What follows is a guest post by Catharine Abell. Catharine is Senior Lecturer in Philosophy at The University of Manchester. She has published work on various topics in aesthetics, including pictorial representation, the nature of art, expression in art, and genre. She is currently trying to develop solutions to a range of philosophical problems posed by fiction.
In this post, I want to discuss how we should understand the content of works of fiction. Their content is philosophically puzzling because, to understand a work of fiction, one must usually do more than just grasp its literal content. A fiction may implicitly convey, rather than explicitly represent, some aspects of its content. Let us call the literal content of a work of fiction its explicit representational content. Let us call the content of the story told by a work of fiction “what is true according to the fiction”. What is true according to a fiction can outstrip its explicit representational content and can also exclude certain aspects of its explicit representational content. For example, in The High Window, Raymond Chandler writes, “there are ratty hotels where nobody except people named Smith and Jones sign the register and where the night clerk is half watchdog and half pander.” Here, what’s true according to the fiction outstrips explicit representational content, because it is true according to the fiction that the hotel is used to conduct illicit affairs, although this is not part of its explicit representational content. What’s true in a fiction also excludes aspects of its explicit representational content: it is part of the novel’s explicit representational content that the only people who sign the hotel register just happen to be named Smith or Jones, although this isn’t true according to the fiction. The philosophical challenge is to provide an account of truth in fiction that is able to explain how it differs from explicit representational content.Continue reading →

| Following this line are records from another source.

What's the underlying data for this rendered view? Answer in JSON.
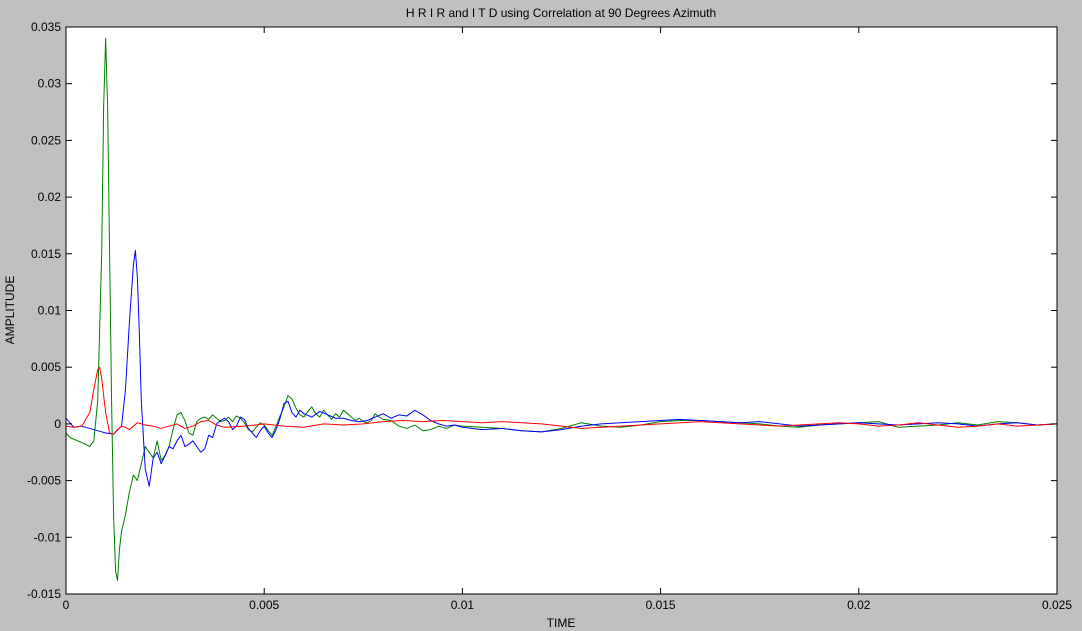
{
  "chart_data": {
    "type": "line",
    "title": "H R I R  and I T D using Correlation at 90 Degrees Azimuth",
    "xlabel": "TIME",
    "ylabel": "AMPLITUDE",
    "xlim": [
      0,
      0.025
    ],
    "ylim": [
      -0.015,
      0.035
    ],
    "xticks": [
      0,
      0.005,
      0.01,
      0.015,
      0.02,
      0.025
    ],
    "xtick_labels": [
      "0",
      "0.005",
      "0.01",
      "0.015",
      "0.02",
      "0.025"
    ],
    "yticks": [
      -0.015,
      -0.01,
      -0.005,
      0,
      0.005,
      0.01,
      0.015,
      0.02,
      0.025,
      0.03,
      0.035
    ],
    "ytick_labels": [
      "-0.015",
      "-0.01",
      "-0.005",
      "0",
      "0.005",
      "0.01",
      "0.015",
      "0.02",
      "0.025",
      "0.03",
      "0.035"
    ],
    "grid": false,
    "legend": "none",
    "series": [
      {
        "color": "#008000",
        "x": [
          0,
          0.0001,
          0.0003,
          0.0005,
          0.0006,
          0.0007,
          0.0008,
          0.0009,
          0.00095,
          0.001,
          0.00105,
          0.0011,
          0.00115,
          0.0012,
          0.00125,
          0.0013,
          0.00135,
          0.0014,
          0.0015,
          0.0016,
          0.0017,
          0.0018,
          0.0019,
          0.002,
          0.0021,
          0.0022,
          0.0023,
          0.0024,
          0.0025,
          0.0026,
          0.0027,
          0.0028,
          0.0029,
          0.003,
          0.0031,
          0.0032,
          0.0033,
          0.0034,
          0.0035,
          0.0036,
          0.0037,
          0.0038,
          0.0039,
          0.004,
          0.0041,
          0.0042,
          0.0043,
          0.0044,
          0.0045,
          0.0046,
          0.0047,
          0.0048,
          0.0049,
          0.005,
          0.0051,
          0.0052,
          0.0053,
          0.0054,
          0.0055,
          0.0056,
          0.0057,
          0.0058,
          0.0059,
          0.006,
          0.0061,
          0.0062,
          0.0063,
          0.0064,
          0.0065,
          0.0066,
          0.0067,
          0.0068,
          0.0069,
          0.007,
          0.0071,
          0.0072,
          0.0073,
          0.0074,
          0.0075,
          0.0076,
          0.0077,
          0.0078,
          0.0079,
          0.008,
          0.0082,
          0.0084,
          0.0086,
          0.0088,
          0.009,
          0.0092,
          0.0094,
          0.0096,
          0.0098,
          0.01,
          0.0105,
          0.011,
          0.0115,
          0.012,
          0.0125,
          0.013,
          0.0135,
          0.014,
          0.0145,
          0.015,
          0.0155,
          0.016,
          0.0165,
          0.017,
          0.0175,
          0.018,
          0.0185,
          0.019,
          0.0195,
          0.02,
          0.0205,
          0.021,
          0.0215,
          0.022,
          0.0225,
          0.023,
          0.0235,
          0.024,
          0.0245,
          0.025
        ],
        "y": [
          -0.0008,
          -0.0012,
          -0.0015,
          -0.0018,
          -0.002,
          -0.0015,
          0.002,
          0.015,
          0.028,
          0.034,
          0.028,
          0.015,
          0.002,
          -0.008,
          -0.013,
          -0.0138,
          -0.011,
          -0.0095,
          -0.008,
          -0.006,
          -0.0045,
          -0.005,
          -0.0035,
          -0.002,
          -0.0025,
          -0.003,
          -0.0015,
          -0.0032,
          -0.0028,
          -0.002,
          -0.0005,
          0.0008,
          0.001,
          0.0003,
          -0.0008,
          -0.001,
          0.0002,
          0.0005,
          0.0006,
          0.0004,
          0.0008,
          0.0005,
          0.0002,
          0.0003,
          0.0006,
          0.0002,
          0.0007,
          0.0005,
          0.0001,
          -0.0005,
          -0.0007,
          -0.0003,
          0.0001,
          -0.0001,
          -0.0006,
          -0.001,
          -0.0002,
          0.0007,
          0.0015,
          0.0025,
          0.0022,
          0.0014,
          0.0008,
          0.0006,
          0.0011,
          0.0015,
          0.0009,
          0.0006,
          0.0012,
          0.0008,
          0.0004,
          0.0009,
          0.0006,
          0.0012,
          0.0009,
          0.0006,
          0.0003,
          0.0005,
          0.0002,
          0.0001,
          0.0003,
          0.0009,
          0.0006,
          0.0004,
          0.0003,
          -0.0002,
          -0.0004,
          -0.0001,
          -0.0006,
          -0.0005,
          -0.0002,
          -0.0004,
          -0.0001,
          -0.0002,
          -0.0003,
          -0.0004,
          -0.0006,
          -0.0007,
          -0.0004,
          0.0001,
          -0.0002,
          -0.0003,
          -0.0001,
          0.0002,
          0.0003,
          0.0003,
          0.0002,
          0.0001,
          0,
          -0.0002,
          -0.0003,
          -0.0001,
          0,
          0.0001,
          0.0002,
          -0.0003,
          -0.0002,
          -0.0001,
          0.0001,
          -0.0001,
          0.0002,
          0.0001,
          -0.0001,
          0
        ]
      },
      {
        "color": "#0000ff",
        "x": [
          0,
          0.0002,
          0.0004,
          0.0006,
          0.0008,
          0.001,
          0.0012,
          0.0014,
          0.0015,
          0.0016,
          0.0017,
          0.00175,
          0.0018,
          0.00185,
          0.0019,
          0.002,
          0.0021,
          0.0022,
          0.0023,
          0.0024,
          0.0025,
          0.0026,
          0.0027,
          0.0028,
          0.0029,
          0.003,
          0.0031,
          0.0032,
          0.0033,
          0.0034,
          0.0035,
          0.0036,
          0.0037,
          0.0038,
          0.0039,
          0.004,
          0.0041,
          0.0042,
          0.0043,
          0.0044,
          0.0045,
          0.0046,
          0.0047,
          0.0048,
          0.0049,
          0.005,
          0.0051,
          0.0052,
          0.0053,
          0.0054,
          0.0055,
          0.0056,
          0.0057,
          0.0058,
          0.0059,
          0.006,
          0.0062,
          0.0064,
          0.0066,
          0.0068,
          0.007,
          0.0072,
          0.0074,
          0.0076,
          0.0078,
          0.008,
          0.0082,
          0.0084,
          0.0086,
          0.0088,
          0.009,
          0.0092,
          0.0094,
          0.0096,
          0.0098,
          0.01,
          0.0105,
          0.011,
          0.0115,
          0.012,
          0.0125,
          0.013,
          0.0135,
          0.014,
          0.0145,
          0.015,
          0.0155,
          0.016,
          0.0165,
          0.017,
          0.0175,
          0.018,
          0.0185,
          0.019,
          0.0195,
          0.02,
          0.0205,
          0.021,
          0.0215,
          0.022,
          0.0225,
          0.023,
          0.0235,
          0.024,
          0.0245,
          0.025
        ],
        "y": [
          0.0005,
          -0.0003,
          -0.0002,
          -0.0004,
          -0.0006,
          -0.0008,
          -0.0009,
          -0.0002,
          0.003,
          0.009,
          0.014,
          0.0153,
          0.013,
          0.008,
          0.002,
          -0.004,
          -0.0055,
          -0.003,
          -0.0025,
          -0.0035,
          -0.0028,
          -0.002,
          -0.0022,
          -0.0015,
          -0.001,
          -0.002,
          -0.0018,
          -0.0015,
          -0.002,
          -0.0025,
          -0.0022,
          -0.001,
          -0.0012,
          0,
          0.0003,
          0.0005,
          0.0002,
          -0.0005,
          -0.0002,
          0.0006,
          0.0004,
          -0.0004,
          -0.0008,
          -0.0012,
          -0.0006,
          -0.0002,
          -0.0008,
          -0.0012,
          -0.0005,
          0.0005,
          0.0018,
          0.002,
          0.001,
          0.0006,
          0.0012,
          0.0009,
          0.0006,
          0.0011,
          0.0008,
          0.0005,
          0.0005,
          0.0003,
          0.0002,
          0.0003,
          0.0006,
          0.0009,
          0.0005,
          0.0008,
          0.0007,
          0.0012,
          0.0008,
          0.0003,
          0,
          -0.0002,
          -0.0001,
          -0.0003,
          -0.0005,
          -0.0004,
          -0.0006,
          -0.0007,
          -0.0005,
          -0.0002,
          0,
          0.0001,
          0.0002,
          0.0003,
          0.0004,
          0.0003,
          0.0002,
          0.0001,
          0.0002,
          0,
          -0.0002,
          -0.0001,
          0,
          0.0001,
          0,
          -0.0001,
          0,
          0.0001,
          0,
          -0.0002,
          0,
          0.0001,
          -0.0001,
          0
        ]
      },
      {
        "color": "#ff0000",
        "x": [
          0,
          0.0002,
          0.0004,
          0.0006,
          0.0007,
          0.0008,
          0.00085,
          0.0009,
          0.001,
          0.0011,
          0.0012,
          0.0013,
          0.0014,
          0.0015,
          0.0016,
          0.0017,
          0.0018,
          0.002,
          0.0022,
          0.0024,
          0.0026,
          0.0028,
          0.003,
          0.0032,
          0.0034,
          0.0036,
          0.0038,
          0.004,
          0.0045,
          0.005,
          0.0055,
          0.006,
          0.0065,
          0.007,
          0.0075,
          0.008,
          0.0085,
          0.009,
          0.0095,
          0.01,
          0.0105,
          0.011,
          0.0115,
          0.012,
          0.0125,
          0.013,
          0.0135,
          0.014,
          0.0145,
          0.015,
          0.0155,
          0.016,
          0.0165,
          0.017,
          0.0175,
          0.018,
          0.0185,
          0.019,
          0.0195,
          0.02,
          0.0205,
          0.021,
          0.0215,
          0.022,
          0.0225,
          0.023,
          0.0235,
          0.024,
          0.0245,
          0.025
        ],
        "y": [
          -0.0002,
          -0.0003,
          -0.0002,
          0.001,
          0.003,
          0.0048,
          0.005,
          0.004,
          0.001,
          -0.0008,
          -0.0009,
          -0.0005,
          -0.0002,
          -0.0003,
          -0.0005,
          -0.0002,
          0.0001,
          -0.0001,
          -0.0002,
          -0.0004,
          -0.0002,
          0,
          -0.0004,
          -0.0002,
          0.0002,
          0.0003,
          -0.0001,
          -0.0003,
          -0.0002,
          0,
          -0.0002,
          -0.0003,
          0,
          -0.0001,
          0,
          0.0002,
          0.0003,
          0.0002,
          0.0003,
          0.0002,
          0.0001,
          0.0002,
          0.0001,
          0,
          -0.0002,
          -0.0004,
          -0.0003,
          -0.0002,
          -0.0001,
          0,
          0.0001,
          0.0002,
          0.0001,
          0,
          -0.0001,
          -0.0002,
          -0.0001,
          0,
          0.0001,
          0,
          -0.0002,
          -0.0001,
          0.0001,
          -0.0001,
          -0.0003,
          -0.0002,
          0,
          -0.0002,
          -0.0001,
          0
        ]
      }
    ]
  }
}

What follows is an interview with philosopher and poet Troy Jollimore. Troy is Professor of Philosophy at California State University, Chico. He is the author of Love’s Vision (Princeton University Press, 2011) and On Loyalty (Routledge, 2012) as well as over a dozen articles in journals including Midwest Studies in Philosophy, Canadian Journal of Philosophy, and American Philosophical Quarterly. He is also the author of two collections of poetry: At Lake Scugog (2011) and Tom Thomson in Purgatory, which won the National Book Critics Circle Award for Poetry in 2006. He is a former External Faculty Fellow at the Stanford Humanities Center and is a 2013 Guggenheim Fellow.
Aesthetics for Birds recently featured an interview with poet and critic David Orr, author of Beautiful and Pointless: A Guide to Modern Poetry. Much of David’s work as a critic aims at demystifying poetry for a modern audience. Of course, philosophical enquiry can be said likewise to aim at the demystification of its subject matter. Given your status as a philosopher-poet (a designation perhaps few other than yourself can genuinely pull off without seeming for all the world a Class-A poseur), in what ways have you found philosophy to help or to hinder the study, practice, or appreciation of poetry (whether in general or more specifically in terms of your own work)?Continue reading →